=== Begin Enclosure ===
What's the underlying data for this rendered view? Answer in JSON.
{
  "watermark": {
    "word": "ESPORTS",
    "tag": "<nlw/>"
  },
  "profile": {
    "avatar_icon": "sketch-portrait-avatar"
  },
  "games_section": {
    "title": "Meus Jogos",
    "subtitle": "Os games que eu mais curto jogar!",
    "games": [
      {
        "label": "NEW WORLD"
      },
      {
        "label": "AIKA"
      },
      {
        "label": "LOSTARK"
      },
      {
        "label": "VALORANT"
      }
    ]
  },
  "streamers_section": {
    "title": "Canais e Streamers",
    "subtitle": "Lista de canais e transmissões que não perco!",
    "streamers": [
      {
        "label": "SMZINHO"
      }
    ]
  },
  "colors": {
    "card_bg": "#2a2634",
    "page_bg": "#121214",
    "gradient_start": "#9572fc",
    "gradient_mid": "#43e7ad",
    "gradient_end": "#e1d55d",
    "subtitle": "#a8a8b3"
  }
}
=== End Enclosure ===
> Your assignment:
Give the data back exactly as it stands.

> Solution to the problem:
What's the underlying data for this rendered view? Answer in JSON.
{
  "watermark": {
    "word": "ESPORTS",
    "tag": "<nlw/>"
  },
  "profile": {
    "avatar_icon": "sketch-portrait-avatar"
  },
  "games_section": {
    "title": "Meus Jogos",
    "subtitle": "Os games que eu mais curto jogar!",
    "games": [
      {
        "label": "NEW WORLD"
      },
      {
        "label": "AIKA"
      },
      {
        "label": "LOSTARK"
      },
      {
        "label": "VALORANT"
      }
    ]
  },
  "streamers_section": {
    "title": "Canais e Streamers",
    "subtitle": "Lista de canais e transmissões que não perco!",
    "streamers": [
      {
        "label": "SMZINHO"
      }
    ]
  },
  "colors": {
    "card_bg": "#2a2634",
    "page_bg": "#121214",
    "gradient_start": "#9572fc",
    "gradient_mid": "#43e7ad",
    "gradient_end": "#e1d55d",
    "subtitle": "#a8a8b3"
  }
}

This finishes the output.